[[ The data, beginning ]]

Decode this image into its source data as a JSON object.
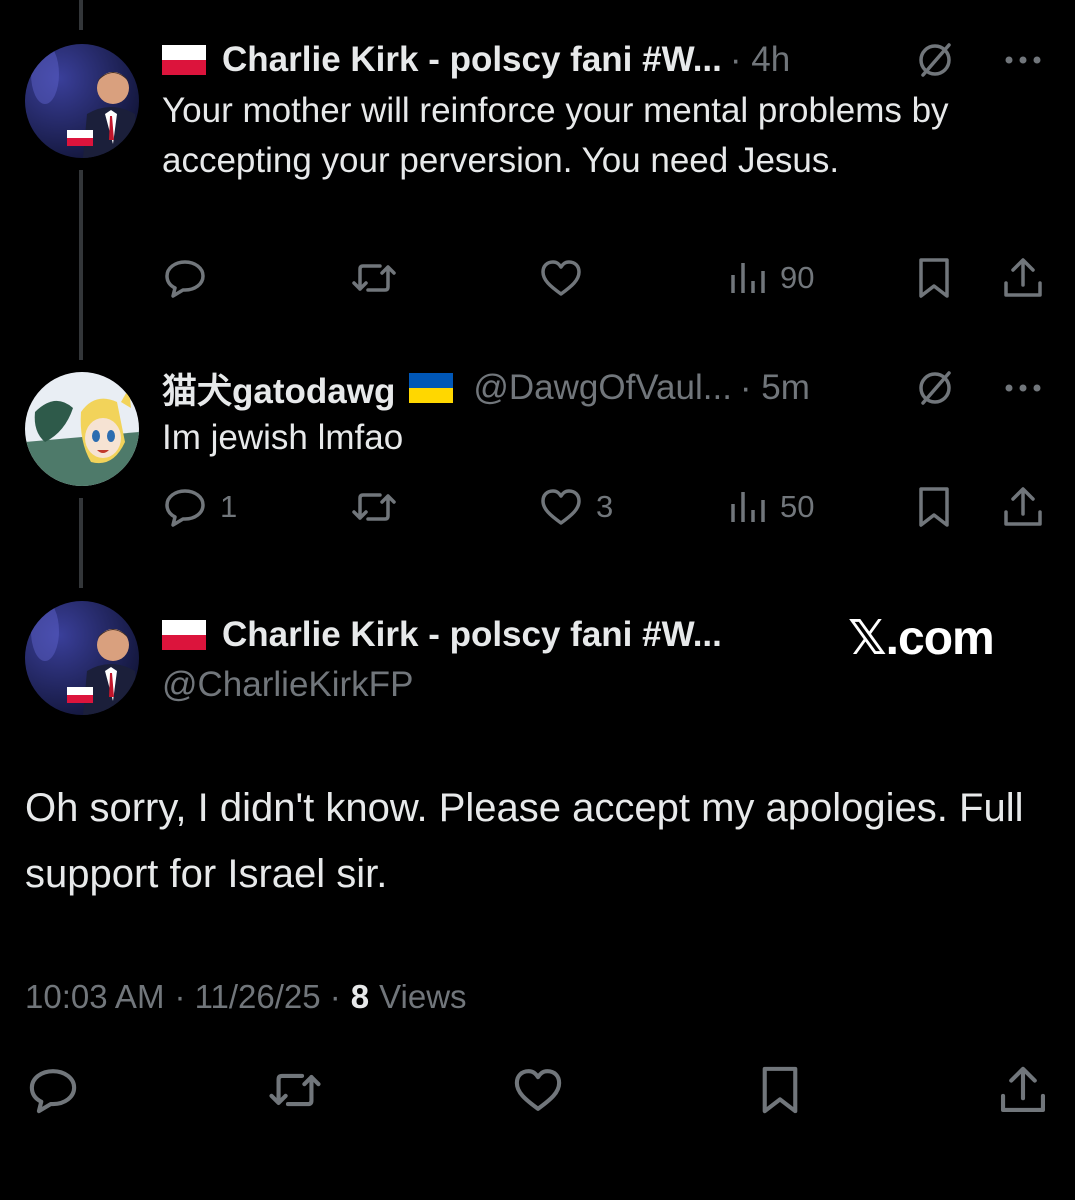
{
  "thread": {
    "replies": [
      {
        "flag": "🇵🇱",
        "display_name": "Charlie Kirk - polscy fani #W...",
        "handle": "",
        "time": "· 4h",
        "text": "Your mother will reinforce your mental problems by accepting your perversion. You need Jesus.",
        "stats": {
          "replies": "",
          "reposts": "",
          "likes": "",
          "views": "90"
        }
      },
      {
        "flag": "🇺🇦",
        "display_name": "猫犬gatodawg",
        "handle": "@DawgOfVaul...",
        "time": "· 5m",
        "text": "Im jewish lmfao",
        "stats": {
          "replies": "1",
          "reposts": "",
          "likes": "3",
          "views": "50"
        }
      }
    ]
  },
  "main_post": {
    "flag": "🇵🇱",
    "display_name": "Charlie Kirk - polscy fani #W...",
    "handle": "@CharlieKirkFP",
    "text": "Oh sorry, I didn't know. Please accept my apologies. Full support for Israel sir.",
    "time": "10:03 AM",
    "date": "· 11/26/25 ·",
    "views_count": "8",
    "views_label": "Views"
  },
  "watermark": "𝕏.com",
  "colors": {
    "background": "#000000",
    "text_primary": "#e7e9ea",
    "text_secondary": "#71767b",
    "thread_line": "#333639"
  },
  "icons": [
    "reply-icon",
    "repost-icon",
    "like-icon",
    "views-icon",
    "bookmark-icon",
    "share-icon",
    "grok-icon",
    "more-icon"
  ]
}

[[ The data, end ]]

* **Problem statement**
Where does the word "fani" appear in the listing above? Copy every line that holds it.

* **Exercise answer**
        "display_name": "Charlie Kirk - polscy fani #W...",
    "display_name": "Charlie Kirk - polscy fani #W...",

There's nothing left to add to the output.